[Dataset entries]

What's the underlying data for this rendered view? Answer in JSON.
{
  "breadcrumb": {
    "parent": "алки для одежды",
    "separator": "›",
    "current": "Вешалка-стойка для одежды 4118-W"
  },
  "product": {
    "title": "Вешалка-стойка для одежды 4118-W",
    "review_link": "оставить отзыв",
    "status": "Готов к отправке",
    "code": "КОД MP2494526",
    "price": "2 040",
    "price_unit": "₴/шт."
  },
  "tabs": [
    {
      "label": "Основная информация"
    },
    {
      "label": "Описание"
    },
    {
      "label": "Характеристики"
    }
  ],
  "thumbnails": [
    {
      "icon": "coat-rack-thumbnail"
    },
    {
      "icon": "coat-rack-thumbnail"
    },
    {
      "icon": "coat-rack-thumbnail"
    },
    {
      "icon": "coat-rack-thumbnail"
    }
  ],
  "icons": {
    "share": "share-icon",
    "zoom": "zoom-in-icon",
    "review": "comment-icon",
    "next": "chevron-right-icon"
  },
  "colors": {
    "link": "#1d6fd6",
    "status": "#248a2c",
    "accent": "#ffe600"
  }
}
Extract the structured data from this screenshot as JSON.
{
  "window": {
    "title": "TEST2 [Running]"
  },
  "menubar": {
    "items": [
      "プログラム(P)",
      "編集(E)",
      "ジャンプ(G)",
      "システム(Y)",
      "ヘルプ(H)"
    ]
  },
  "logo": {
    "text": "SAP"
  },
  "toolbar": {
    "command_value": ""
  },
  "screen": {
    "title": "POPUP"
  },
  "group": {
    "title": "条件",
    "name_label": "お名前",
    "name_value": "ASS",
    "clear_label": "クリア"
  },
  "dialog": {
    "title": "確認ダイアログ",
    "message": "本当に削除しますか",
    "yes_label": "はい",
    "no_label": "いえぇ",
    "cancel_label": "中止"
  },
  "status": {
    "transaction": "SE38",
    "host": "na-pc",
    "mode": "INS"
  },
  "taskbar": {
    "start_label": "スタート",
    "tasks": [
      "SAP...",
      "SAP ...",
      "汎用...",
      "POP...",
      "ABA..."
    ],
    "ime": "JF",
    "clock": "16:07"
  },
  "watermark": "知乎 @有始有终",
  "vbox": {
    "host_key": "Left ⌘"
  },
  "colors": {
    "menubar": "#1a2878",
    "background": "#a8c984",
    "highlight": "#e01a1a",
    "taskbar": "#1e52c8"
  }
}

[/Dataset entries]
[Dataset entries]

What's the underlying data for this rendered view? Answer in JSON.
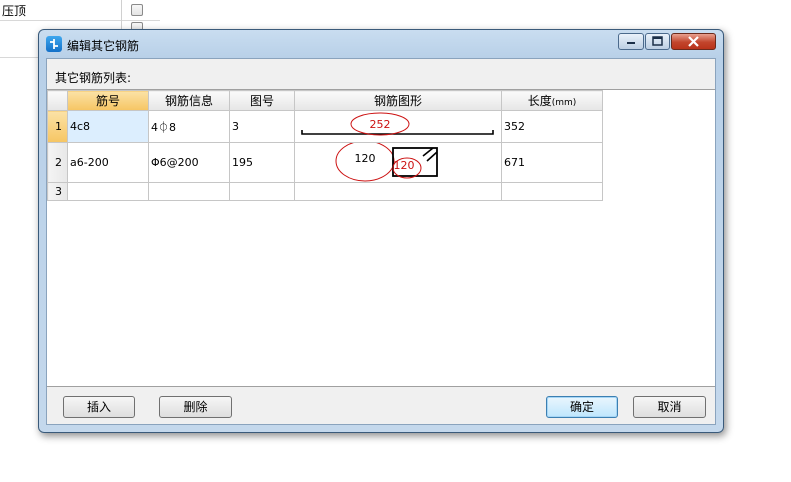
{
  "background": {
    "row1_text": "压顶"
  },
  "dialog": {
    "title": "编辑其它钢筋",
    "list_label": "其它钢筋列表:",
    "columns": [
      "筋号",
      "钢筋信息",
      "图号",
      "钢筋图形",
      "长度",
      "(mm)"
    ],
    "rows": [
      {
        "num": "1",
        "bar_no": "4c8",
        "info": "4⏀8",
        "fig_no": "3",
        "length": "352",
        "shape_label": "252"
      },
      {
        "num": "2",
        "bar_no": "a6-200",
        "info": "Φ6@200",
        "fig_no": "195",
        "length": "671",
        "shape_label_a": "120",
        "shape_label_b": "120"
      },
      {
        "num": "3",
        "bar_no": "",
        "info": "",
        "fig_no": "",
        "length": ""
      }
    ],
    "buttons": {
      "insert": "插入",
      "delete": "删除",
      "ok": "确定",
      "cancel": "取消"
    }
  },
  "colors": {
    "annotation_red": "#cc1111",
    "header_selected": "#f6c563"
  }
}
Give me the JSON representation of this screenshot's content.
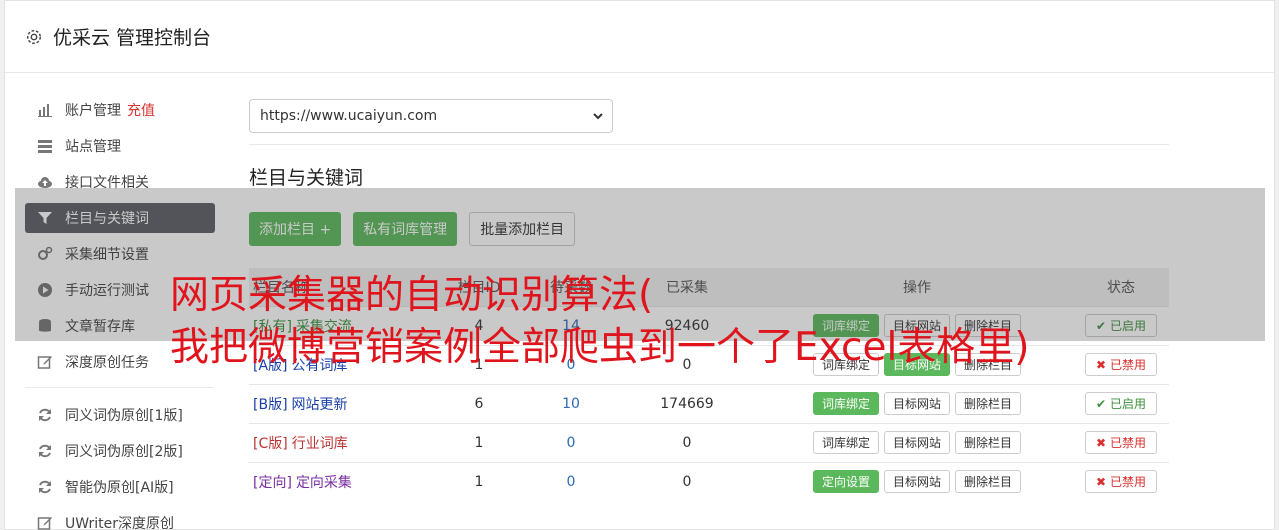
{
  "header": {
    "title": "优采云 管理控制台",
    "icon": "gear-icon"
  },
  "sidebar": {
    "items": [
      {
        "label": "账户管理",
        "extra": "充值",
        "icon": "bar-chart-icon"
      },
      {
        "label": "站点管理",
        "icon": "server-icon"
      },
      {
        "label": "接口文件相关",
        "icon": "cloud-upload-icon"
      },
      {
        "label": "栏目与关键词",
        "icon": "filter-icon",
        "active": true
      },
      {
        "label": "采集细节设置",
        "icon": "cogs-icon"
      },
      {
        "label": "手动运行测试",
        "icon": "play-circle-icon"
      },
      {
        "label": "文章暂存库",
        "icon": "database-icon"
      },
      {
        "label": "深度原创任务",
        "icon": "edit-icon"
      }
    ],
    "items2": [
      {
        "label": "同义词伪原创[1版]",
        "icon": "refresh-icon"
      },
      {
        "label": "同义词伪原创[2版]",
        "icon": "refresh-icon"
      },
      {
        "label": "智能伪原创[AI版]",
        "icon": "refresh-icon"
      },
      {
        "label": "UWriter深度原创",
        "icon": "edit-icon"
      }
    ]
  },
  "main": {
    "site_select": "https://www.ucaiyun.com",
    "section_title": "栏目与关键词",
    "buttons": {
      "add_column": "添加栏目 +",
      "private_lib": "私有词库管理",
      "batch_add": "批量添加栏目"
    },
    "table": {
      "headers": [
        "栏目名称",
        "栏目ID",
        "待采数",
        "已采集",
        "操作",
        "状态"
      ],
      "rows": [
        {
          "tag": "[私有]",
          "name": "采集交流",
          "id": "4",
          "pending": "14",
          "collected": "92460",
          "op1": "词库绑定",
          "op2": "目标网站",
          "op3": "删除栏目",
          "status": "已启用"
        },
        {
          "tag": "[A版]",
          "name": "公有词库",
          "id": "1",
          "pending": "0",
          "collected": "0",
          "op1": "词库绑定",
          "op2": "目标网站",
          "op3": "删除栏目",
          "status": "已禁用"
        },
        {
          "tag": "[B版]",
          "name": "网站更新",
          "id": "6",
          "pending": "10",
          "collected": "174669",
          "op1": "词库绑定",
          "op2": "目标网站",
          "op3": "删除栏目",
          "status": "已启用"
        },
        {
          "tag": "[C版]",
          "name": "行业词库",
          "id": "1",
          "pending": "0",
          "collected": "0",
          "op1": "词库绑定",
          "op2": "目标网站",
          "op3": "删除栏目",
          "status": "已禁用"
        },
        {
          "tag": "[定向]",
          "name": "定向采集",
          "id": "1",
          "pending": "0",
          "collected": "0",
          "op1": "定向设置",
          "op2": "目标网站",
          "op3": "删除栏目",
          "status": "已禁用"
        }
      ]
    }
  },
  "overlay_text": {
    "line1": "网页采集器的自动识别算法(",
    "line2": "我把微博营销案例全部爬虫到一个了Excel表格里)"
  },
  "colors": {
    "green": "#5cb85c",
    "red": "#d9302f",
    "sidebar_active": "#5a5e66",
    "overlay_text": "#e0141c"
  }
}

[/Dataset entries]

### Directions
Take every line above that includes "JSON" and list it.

### Answer below
What's the underlying data for this rendered view? Answer in JSON.
Extract the structured data from this screenshot as JSON.
What's the underlying data for this rendered view? Answer in JSON.
Give me the JSON representation of this screenshot's content.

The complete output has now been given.